The human struggle to find hope and beauty in the most tragic of settings is what this novel evokes so well. Soviet medicine, cancer, a Zek fresh from the Gulag, and in a twilight turned dawn, Solzhenitsyn finds for his semi-autobiographical protagonist happiness, not only in winning victories against a malignant tumor, but in thoughts of perhaps one more summer to live, with nights sleeping under the stars, of three beech trees that stand like ancient guardians of an otherwise empty steppe horizon, a dog that shared his life there, and of a young nurse and spinster doctor, both of whom he hoped at times to love.
The picture one often got (accurately) of the Soviet Union was of greyness, gloom, uniform drabnes, and of a totalitarian police state. This book serves to remind the reader that, despite such circumstances, even desparately sick human being might still seek, and find, happiness in his own, private world.Read more ›
Kostoglotov, the main character, is a man unfairly exiled under Stalin. He is a normal person like you or me who is living a life of perpetual exile. And then he gets cancer and comes to the ward barely clinging to life.
The book chronicles the lives of several people in the Cancer Ward. The book follows the lives of a couple of nurses that Kostoglotov flirts with and the life of a nurse he doesn't flirt with. There is the young student, the government official, and other cancer patients. Each one deals with cancer in their own way.
It is a sad, yet uplifting book about cancer and about Stalin, who really was a big dose of cancer for Russia. More people need to know about how cruel Stalin was. How he exiled people in his purges for no reason other than his own paranoia. Good people like Kostoglotov had their lives stolen from them.
In the end all Kostoglotov wants to do is get out of the cancer ward and back to his friends in his town of perpetual exile. Before he goes home he visits a zoo. I don't want to ruin the ending for you, but every time I read the ending I cry.
Thanks Mr. Solzhenitsyn for exposing Stalin for what he was and giving me the opportunity to read about everyday Russian people.
Most Recent Customer Reviews
As a cancer survivor I can definitely say that he has the issues in place. The methods have changed but the humans haven't: will I get through this; can I trust my doctor; do they... Read morePublished 1 month ago by marcia shaw
kind of dry reading over all informative book on cancer in days gone by in RussiaPublished 3 months ago by Wallace E. Tilander
Dark novel that resonates with the human experiences of suffering and death, love and hope.Published 4 months ago by John M.B. O'Callaghan
Cancer Ward, like Gulag Archipelago, is a heavy read, exposing the harsh reality and cruelty of Russia during the Stalin era.Published 6 months ago by Carolina

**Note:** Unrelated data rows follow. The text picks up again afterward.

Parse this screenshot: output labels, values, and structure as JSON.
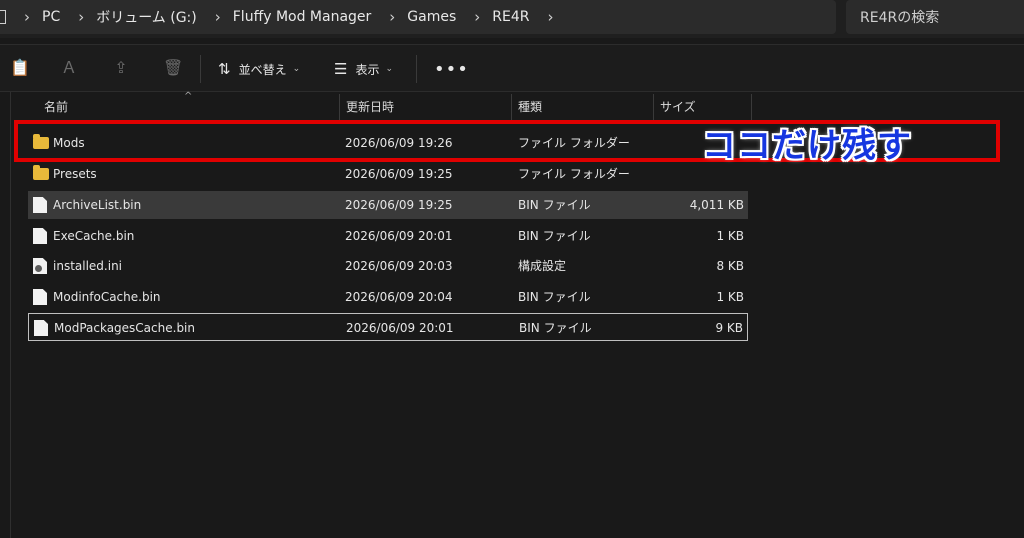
{
  "breadcrumb": [
    "PC",
    "ボリューム (G:)",
    "Fluffy Mod Manager",
    "Games",
    "RE4R"
  ],
  "search": {
    "placeholder": "RE4Rの検索"
  },
  "toolbar": {
    "sort_label": "並べ替え",
    "view_label": "表示"
  },
  "columns": {
    "name": "名前",
    "date": "更新日時",
    "type": "種類",
    "size": "サイズ"
  },
  "files": [
    {
      "name": "Mods",
      "date": "2026/06/09 19:26",
      "type": "ファイル フォルダー",
      "size": "",
      "icon": "folder-icon"
    },
    {
      "name": "Presets",
      "date": "2026/06/09 19:25",
      "type": "ファイル フォルダー",
      "size": "",
      "icon": "folder-icon"
    },
    {
      "name": "ArchiveList.bin",
      "date": "2026/06/09 19:25",
      "type": "BIN ファイル",
      "size": "4,011 KB",
      "icon": "file-icon"
    },
    {
      "name": "ExeCache.bin",
      "date": "2026/06/09 20:01",
      "type": "BIN ファイル",
      "size": "1 KB",
      "icon": "file-icon"
    },
    {
      "name": "installed.ini",
      "date": "2026/06/09 20:03",
      "type": "構成設定",
      "size": "8 KB",
      "icon": "settings-file-icon"
    },
    {
      "name": "ModinfoCache.bin",
      "date": "2026/06/09 20:04",
      "type": "BIN ファイル",
      "size": "1 KB",
      "icon": "file-icon"
    },
    {
      "name": "ModPackagesCache.bin",
      "date": "2026/06/09 20:01",
      "type": "BIN ファイル",
      "size": "9 KB",
      "icon": "file-icon"
    }
  ],
  "annotation": {
    "text": "ココだけ残す",
    "box_color": "#e00000",
    "text_color": "#1636e0"
  }
}
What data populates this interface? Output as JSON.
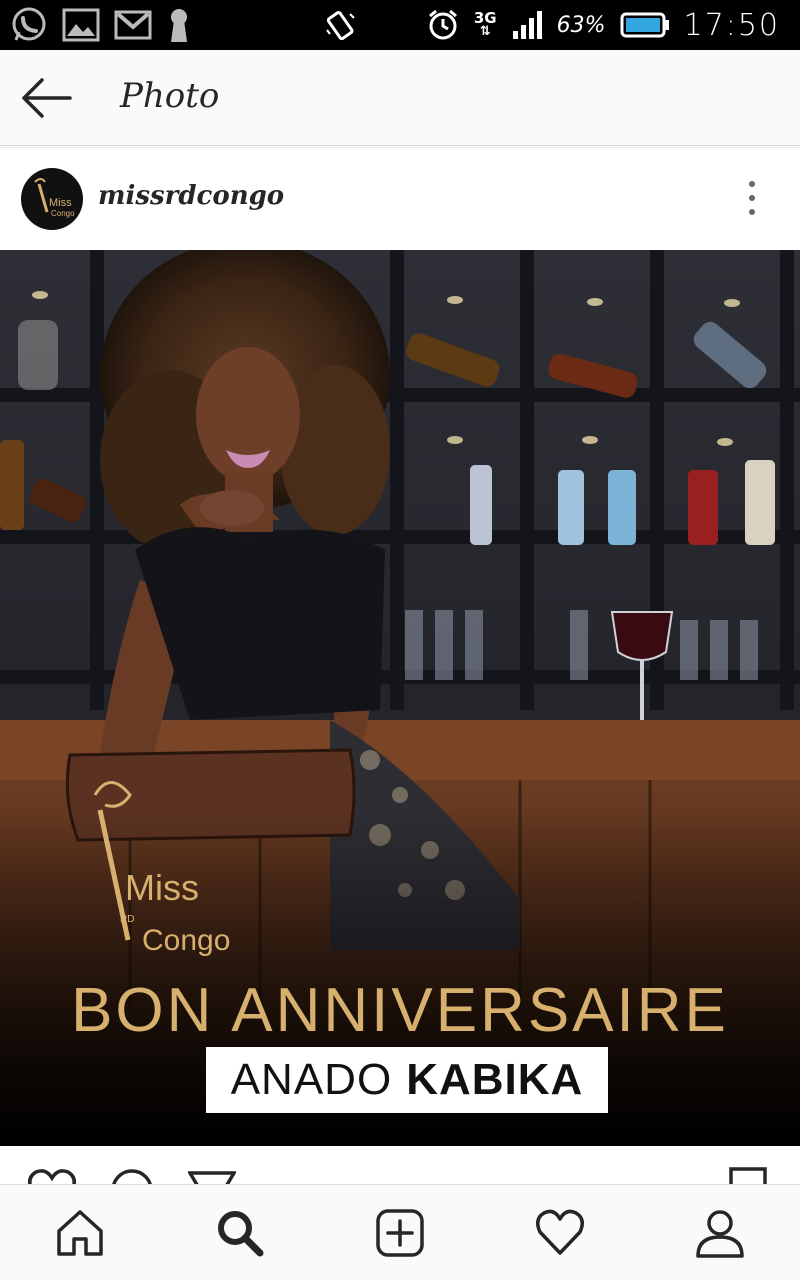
{
  "status_bar": {
    "network": "3G",
    "battery_percent": "63%",
    "time": "17:50",
    "icons": [
      "whatsapp-icon",
      "gallery-icon",
      "gmail-icon",
      "keyhole-icon",
      "vibrate-icon",
      "alarm-icon",
      "signal-icon",
      "battery-icon"
    ]
  },
  "app_bar": {
    "title": "Photo",
    "back_icon": "arrow-left-icon"
  },
  "post": {
    "username": "missrdcongo",
    "more_icon": "more-vertical-icon",
    "image": {
      "title": "BON ANNIVERSAIRE",
      "name_first": "ANADO",
      "name_last": "KABIKA"
    },
    "actions": [
      "heart-icon",
      "comment-icon",
      "share-icon",
      "bookmark-icon"
    ]
  },
  "bottom_nav": {
    "items": [
      "home-icon",
      "search-icon",
      "add-icon",
      "activity-heart-icon",
      "profile-icon"
    ],
    "active": "search-icon"
  },
  "colors": {
    "status_bar_bg": "#000000",
    "app_bg": "#fafafa",
    "gold": "#d7b06d",
    "text": "#262626"
  }
}
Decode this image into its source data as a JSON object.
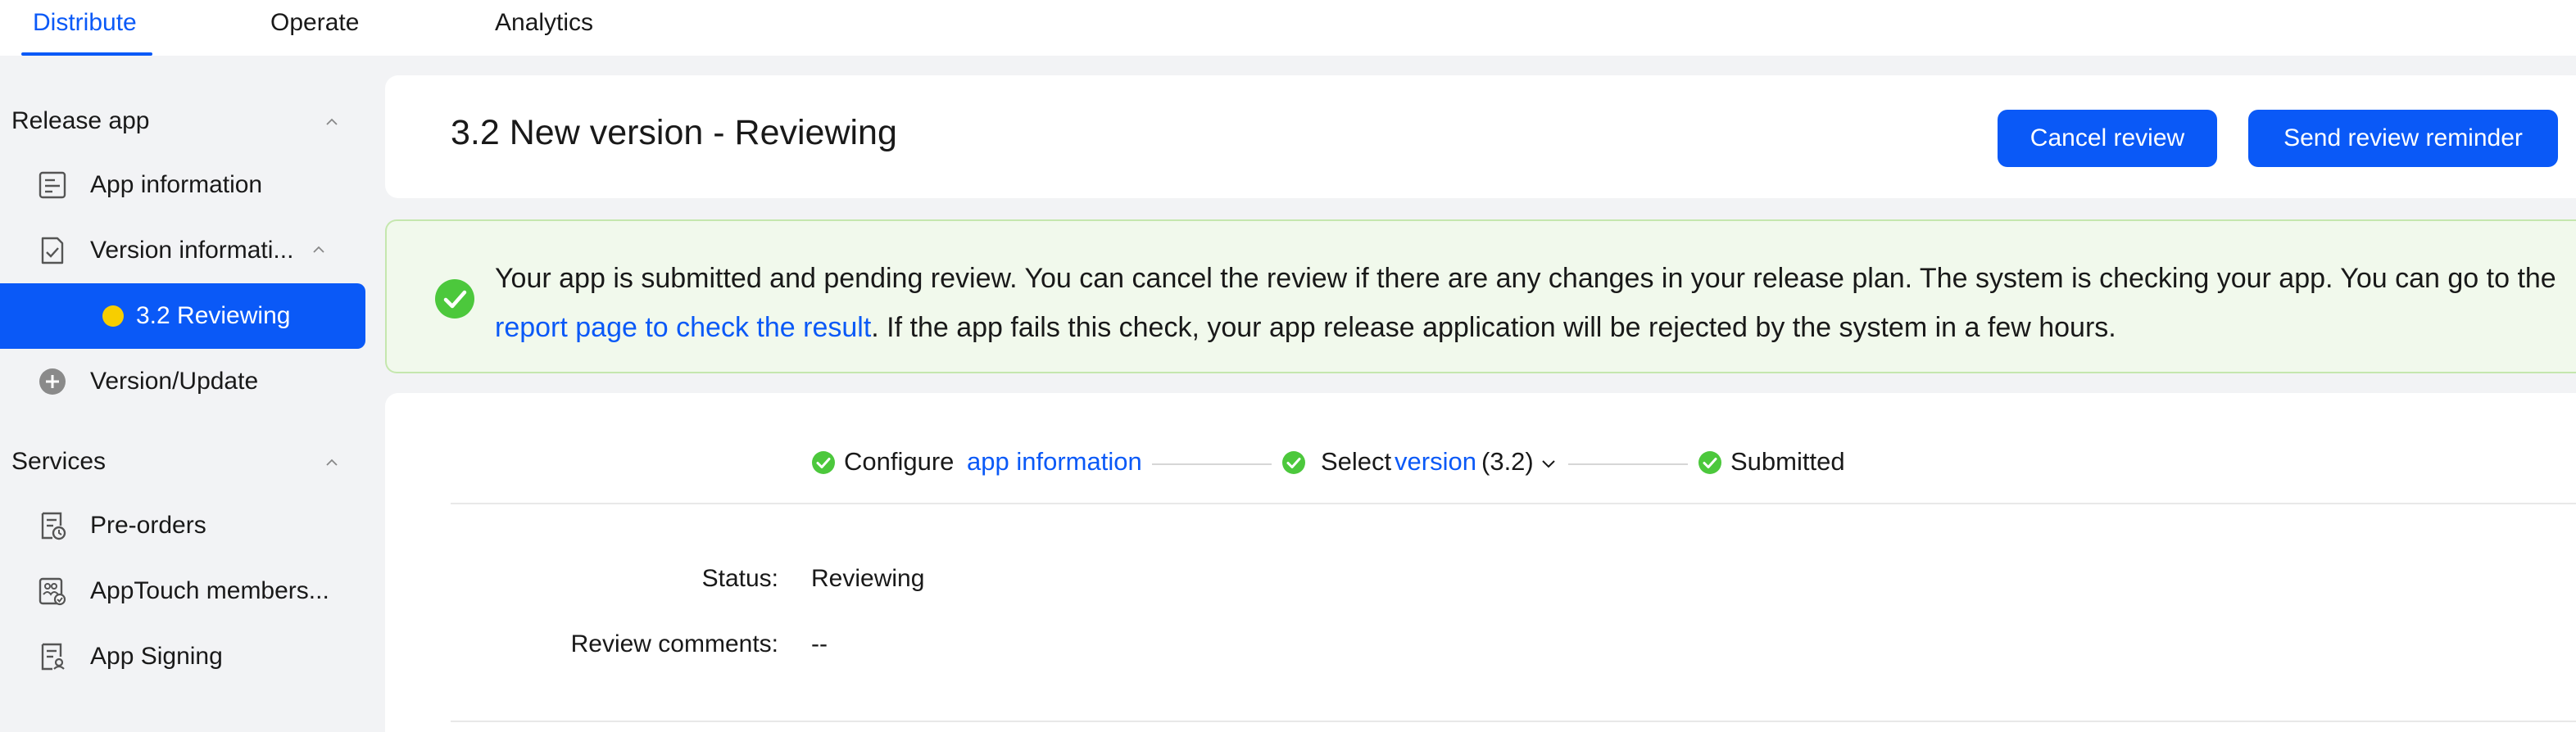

I re-read Aleksandr Solzhenitsyn's "Cancer Ward" for the first time in a number of years this week. Read morePublished 6 months ago by Richard Ranger
Very worth reading but the many Russian names make it a bit confusing.Published 8 months ago by Charlotte Klein